_WHAT IS REQUIRED_
Gather the lines from the material that contain "icon".

_EXERCISE MATERIAL_

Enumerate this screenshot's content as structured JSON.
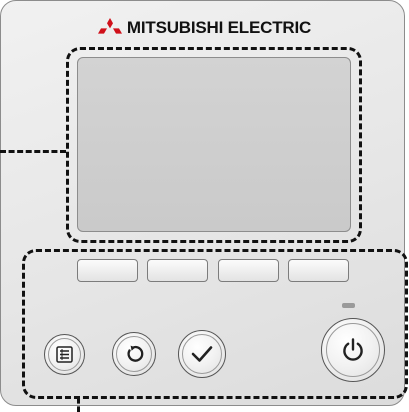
{
  "device": {
    "brand_name": "MITSUBISHI ELECTRIC",
    "logo_icon": "three-diamond-logo-icon",
    "panel_color": "#e6e6e6",
    "callout_color": "#111111"
  },
  "screen": {
    "state": "blank",
    "color": "#cfcfcf"
  },
  "function_buttons": [
    {
      "id": "F1",
      "label": ""
    },
    {
      "id": "F2",
      "label": ""
    },
    {
      "id": "F3",
      "label": ""
    },
    {
      "id": "F4",
      "label": ""
    }
  ],
  "control_buttons": [
    {
      "id": "menu",
      "icon": "menu-icon"
    },
    {
      "id": "return",
      "icon": "return-icon"
    },
    {
      "id": "select",
      "icon": "checkmark-icon"
    },
    {
      "id": "on_off",
      "icon": "power-icon"
    }
  ],
  "indicator_lamp": {
    "state": "off",
    "color": "#9a9a9a"
  }
}
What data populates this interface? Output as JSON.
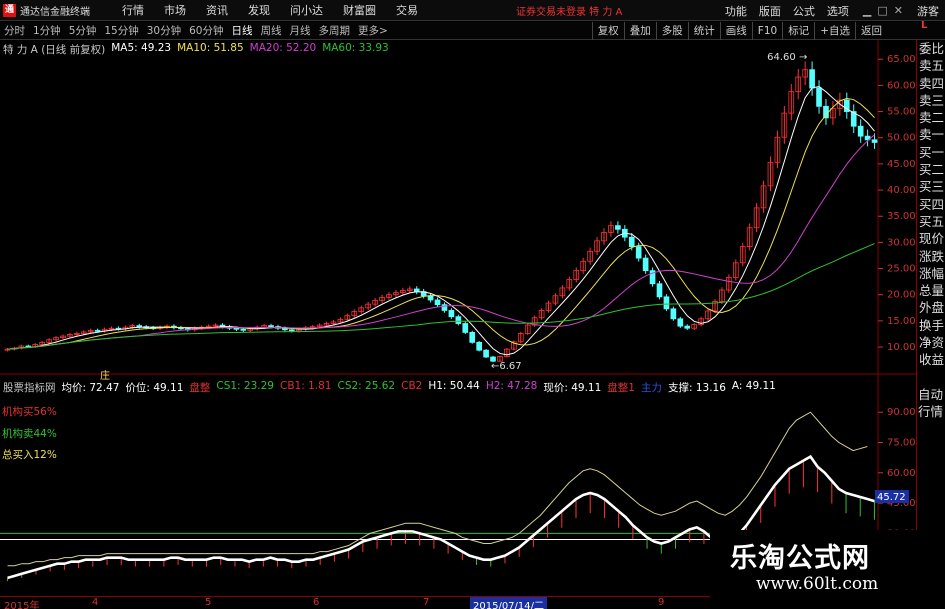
{
  "app": {
    "name": "通达信金融终端",
    "logo_char": "通",
    "login_notice": "证券交易未登录  特 力 A",
    "menu": [
      "行情",
      "市场",
      "资讯",
      "发现",
      "问小达",
      "财富圈",
      "交易"
    ],
    "right_menu": [
      "功能",
      "版面",
      "公式",
      "选项"
    ],
    "guest": "游客"
  },
  "periods": [
    "分时",
    "1分钟",
    "5分钟",
    "15分钟",
    "30分钟",
    "60分钟",
    "日线",
    "周线",
    "月线",
    "多周期",
    "更多>"
  ],
  "active_period": "日线",
  "toolbar": [
    "复权",
    "叠加",
    "多股",
    "统计",
    "画线",
    "F10",
    "标记",
    "+自选",
    "返回"
  ],
  "right_panel": {
    "top": [
      "委比",
      "卖五",
      "卖四",
      "卖三",
      "卖二",
      "卖一",
      "买一",
      "买二",
      "买三",
      "买四",
      "买五",
      "现价",
      "涨跌",
      "涨幅",
      "总量",
      "外盘",
      "换手",
      "净资",
      "收益"
    ],
    "bottom": [
      "自动",
      "行情"
    ],
    "indicator_l": "L"
  },
  "ma_legend": {
    "title": "特 力 A (日线 前复权)",
    "items": [
      {
        "label": "MA5: 49.23",
        "color": "#ffffff"
      },
      {
        "label": "MA10: 51.85",
        "color": "#f0e050"
      },
      {
        "label": "MA20: 52.20",
        "color": "#d040d0"
      },
      {
        "label": "MA60: 33.93",
        "color": "#30c030"
      }
    ]
  },
  "indicator_legend": {
    "title": "股票指标网",
    "items": [
      {
        "label": "均价: 72.47",
        "color": "#ffffff"
      },
      {
        "label": "价位: 49.11",
        "color": "#ffffff"
      },
      {
        "label": "盘整",
        "color": "#e03030"
      },
      {
        "label": "CS1: 23.29",
        "color": "#30c030"
      },
      {
        "label": "CB1: 1.81",
        "color": "#e03030"
      },
      {
        "label": "CS2: 25.62",
        "color": "#30c030"
      },
      {
        "label": "CB2",
        "color": "#e03030"
      },
      {
        "label": "H1: 50.44",
        "color": "#ffffff"
      },
      {
        "label": "H2: 47.28",
        "color": "#d040d0"
      },
      {
        "label": "现价: 49.11",
        "color": "#ffffff"
      },
      {
        "label": "盘整1",
        "color": "#e03030"
      },
      {
        "label": "主力",
        "color": "#3050e0"
      },
      {
        "label": "支撑: 13.16",
        "color": "#ffffff"
      },
      {
        "label": "A: 49.11",
        "color": "#ffffff"
      }
    ],
    "side": [
      {
        "label": "机构买56%",
        "color": "#e03030"
      },
      {
        "label": "机构卖44%",
        "color": "#30c030"
      },
      {
        "label": "总买入12%",
        "color": "#f0e050"
      }
    ],
    "top_marker": "庄",
    "current_value": "45.72"
  },
  "watermark": {
    "cn": "乐淘公式网",
    "url": "www.60lt.com"
  },
  "chart_data": [
    {
      "type": "candlestick",
      "title": "特 力 A (日线 前复权)",
      "ylim": [
        6,
        66
      ],
      "yticks": [
        10,
        15,
        20,
        25,
        30,
        35,
        40,
        45,
        50,
        55,
        60,
        65
      ],
      "annotations": [
        {
          "text": "64.60",
          "note": "high"
        },
        {
          "text": "6.67",
          "note": "low"
        }
      ],
      "close": [
        9.6,
        9.8,
        10.2,
        10.1,
        10.5,
        10.9,
        11.4,
        11.8,
        12.1,
        12.4,
        12.6,
        12.9,
        13.2,
        13.1,
        13.4,
        13.6,
        13.5,
        13.8,
        14.1,
        13.9,
        13.7,
        13.6,
        13.8,
        14.0,
        13.7,
        13.5,
        13.3,
        13.6,
        13.8,
        14.0,
        14.2,
        13.9,
        13.6,
        13.4,
        13.2,
        13.5,
        13.8,
        14.1,
        13.9,
        13.6,
        13.3,
        13.1,
        13.4,
        13.7,
        13.9,
        14.2,
        14.5,
        14.8,
        15.3,
        16.0,
        16.8,
        17.5,
        18.2,
        18.9,
        19.5,
        20.0,
        20.4,
        20.8,
        21.1,
        20.6,
        19.8,
        19.0,
        18.1,
        17.0,
        15.8,
        14.5,
        12.8,
        10.9,
        9.4,
        8.1,
        7.3,
        8.2,
        9.6,
        11.0,
        12.6,
        14.2,
        15.6,
        17.0,
        18.4,
        19.8,
        21.3,
        22.9,
        24.6,
        26.4,
        28.3,
        30.3,
        31.9,
        33.2,
        32.5,
        31.0,
        29.2,
        27.0,
        24.6,
        22.1,
        19.6,
        17.3,
        15.4,
        14.0,
        13.6,
        14.3,
        15.4,
        16.9,
        18.7,
        20.9,
        23.3,
        26.1,
        29.2,
        32.8,
        36.6,
        40.8,
        45.3,
        50.1,
        54.7,
        58.8,
        61.6,
        63.0,
        59.5,
        56.0,
        53.8,
        55.6,
        57.2,
        55.0,
        52.2,
        50.3,
        49.6,
        49.1
      ],
      "ma_periods": [
        5,
        10,
        20,
        60
      ]
    },
    {
      "type": "line",
      "title": "股票指标网",
      "ylim": [
        0,
        100
      ],
      "yticks": [
        15,
        30,
        45,
        60,
        75,
        90
      ],
      "series_name_labels": [
        "均价",
        "价位",
        "CS1",
        "CS2",
        "H1",
        "H2"
      ],
      "values_white": [
        8,
        9,
        10,
        11,
        12,
        13,
        14,
        15,
        15,
        16,
        16,
        17,
        17,
        17,
        18,
        18,
        18,
        17,
        17,
        17,
        17,
        17,
        17,
        18,
        18,
        17,
        17,
        17,
        17,
        18,
        18,
        17,
        17,
        17,
        16,
        17,
        17,
        18,
        17,
        17,
        16,
        16,
        17,
        17,
        18,
        19,
        20,
        21,
        22,
        24,
        26,
        27,
        28,
        29,
        30,
        31,
        31,
        31,
        30,
        29,
        28,
        27,
        25,
        23,
        21,
        19,
        18,
        17,
        17,
        18,
        19,
        21,
        23,
        26,
        29,
        32,
        35,
        38,
        41,
        44,
        47,
        49,
        50,
        49,
        47,
        44,
        41,
        38,
        34,
        31,
        28,
        26,
        25,
        26,
        28,
        30,
        32,
        33,
        31,
        28,
        26,
        25,
        27,
        30,
        34,
        39,
        44,
        49,
        54,
        58,
        62,
        64,
        66,
        68,
        63,
        60,
        56,
        52,
        50,
        49,
        48,
        47,
        46
      ],
      "values_yellow": [
        14,
        14,
        15,
        15,
        16,
        16,
        17,
        17,
        18,
        18,
        19,
        19,
        19,
        19,
        20,
        20,
        20,
        20,
        20,
        20,
        20,
        20,
        20,
        20,
        20,
        20,
        20,
        20,
        20,
        20,
        20,
        20,
        20,
        20,
        20,
        20,
        20,
        20,
        20,
        20,
        20,
        20,
        20,
        20,
        21,
        21,
        22,
        23,
        24,
        26,
        28,
        30,
        31,
        32,
        33,
        34,
        35,
        35,
        35,
        34,
        33,
        32,
        31,
        30,
        28,
        27,
        26,
        25,
        25,
        26,
        27,
        28,
        30,
        33,
        36,
        39,
        43,
        47,
        51,
        55,
        58,
        61,
        62,
        61,
        59,
        56,
        53,
        50,
        47,
        44,
        42,
        40,
        39,
        40,
        41,
        43,
        45,
        46,
        44,
        42,
        40,
        39,
        41,
        44,
        48,
        53,
        58,
        64,
        70,
        76,
        82,
        86,
        88,
        90,
        86,
        82,
        78,
        75,
        73,
        71,
        72,
        73
      ]
    }
  ]
}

_TASK RESPONSE_
    "logo_icon": "three-diamond-logo-icon",
      "icon": "menu-icon"
      "icon": "return-icon"
      "icon": "checkmark-icon"
      "icon": "power-icon"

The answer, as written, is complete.